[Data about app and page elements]
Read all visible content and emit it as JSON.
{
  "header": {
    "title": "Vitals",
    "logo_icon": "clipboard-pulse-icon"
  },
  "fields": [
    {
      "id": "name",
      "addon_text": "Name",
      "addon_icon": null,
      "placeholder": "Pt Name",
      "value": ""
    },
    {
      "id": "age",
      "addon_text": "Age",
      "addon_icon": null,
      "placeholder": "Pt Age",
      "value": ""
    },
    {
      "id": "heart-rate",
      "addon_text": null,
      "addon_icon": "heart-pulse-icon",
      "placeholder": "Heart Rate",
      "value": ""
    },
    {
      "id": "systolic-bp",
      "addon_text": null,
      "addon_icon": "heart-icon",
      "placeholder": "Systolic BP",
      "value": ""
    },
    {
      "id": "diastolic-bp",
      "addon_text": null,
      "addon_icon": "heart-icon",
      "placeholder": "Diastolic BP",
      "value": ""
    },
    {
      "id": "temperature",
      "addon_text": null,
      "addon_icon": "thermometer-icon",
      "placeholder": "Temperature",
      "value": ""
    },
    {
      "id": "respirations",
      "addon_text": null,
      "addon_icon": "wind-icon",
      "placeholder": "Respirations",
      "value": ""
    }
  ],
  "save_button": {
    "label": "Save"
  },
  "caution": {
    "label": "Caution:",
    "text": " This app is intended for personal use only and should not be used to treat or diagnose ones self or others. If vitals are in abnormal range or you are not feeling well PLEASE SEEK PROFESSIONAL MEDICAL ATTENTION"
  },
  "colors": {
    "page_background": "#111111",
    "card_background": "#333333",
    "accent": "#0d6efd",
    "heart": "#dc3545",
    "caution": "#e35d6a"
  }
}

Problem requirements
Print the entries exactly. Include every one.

Result for this exercise
Read all visible content and emit it as JSON.
{
  "header": {
    "title": "Vitals",
    "logo_icon": "clipboard-pulse-icon"
  },
  "fields": [
    {
      "id": "name",
      "addon_text": "Name",
      "addon_icon": null,
      "placeholder": "Pt Name",
      "value": ""
    },
    {
      "id": "age",
      "addon_text": "Age",
      "addon_icon": null,
      "placeholder": "Pt Age",
      "value": ""
    },
    {
      "id": "heart-rate",
      "addon_text": null,
      "addon_icon": "heart-pulse-icon",
      "placeholder": "Heart Rate",
      "value": ""
    },
    {
      "id": "systolic-bp",
      "addon_text": null,
      "addon_icon": "heart-icon",
      "placeholder": "Systolic BP",
      "value": ""
    },
    {
      "id": "diastolic-bp",
      "addon_text": null,
      "addon_icon": "heart-icon",
      "placeholder": "Diastolic BP",
      "value": ""
    },
    {
      "id": "temperature",
      "addon_text": null,
      "addon_icon": "thermometer-icon",
      "placeholder": "Temperature",
      "value": ""
    },
    {
      "id": "respirations",
      "addon_text": null,
      "addon_icon": "wind-icon",
      "placeholder": "Respirations",
      "value": ""
    }
  ],
  "save_button": {
    "label": "Save"
  },
  "caution": {
    "label": "Caution:",
    "text": " This app is intended for personal use only and should not be used to treat or diagnose ones self or others. If vitals are in abnormal range or you are not feeling well PLEASE SEEK PROFESSIONAL MEDICAL ATTENTION"
  },
  "colors": {
    "page_background": "#111111",
    "card_background": "#333333",
    "accent": "#0d6efd",
    "heart": "#dc3545",
    "caution": "#e35d6a"
  }
}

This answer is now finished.